January 02, 2015

We need bank regulators to be more like lions and less like scared of mice kittens.

Sir, Ralph Atkins’ writes that “Across most of the Eurozone governments can borrow at historically low costs” and I wonder whether he is not comparing apples with oranges, “Financial system is a flighty animal in search of its inner lion” January 2.

The low interest costs he sees are not all the costs there are. The current risk weighted capital requirements for banks, which so much favor bank lending to the “infallible sovereigns”, have introduced huge distortions, which guarantee that capital will not be allocated efficiently; and which final costs could be equally humongous.

He should ask a Greek. Had banks needed to hold as much capital when lending to Greece’s government than what they needed to hold when lending to a small Greek business, then Greece would not have suffered such a build up of excessive sovereign debt and would not be in the mess it is in.

Today, in FT’s and Atkins’ Britain the interest rates on Britain’s public debt is being subsidized by many small businesses or entrepreneurs, through by paying higher relative interest rates or by having less access to bank credit… let us pray the costs of that will be manageable.

Sir, Atkins has no business asking the financial system for its inner lion, when so many problems derive from that regulators have turned into kittens so risk adverse they do not even dare to chase mice.
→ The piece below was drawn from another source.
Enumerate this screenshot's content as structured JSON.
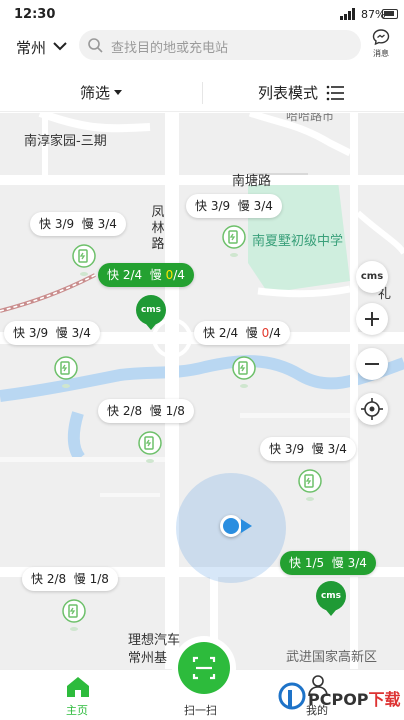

That this kitten has been able to tame the western markets making them lose “much of their lion-like abilities” should evidence the dangers of empowering kittens with too much regulatory powers.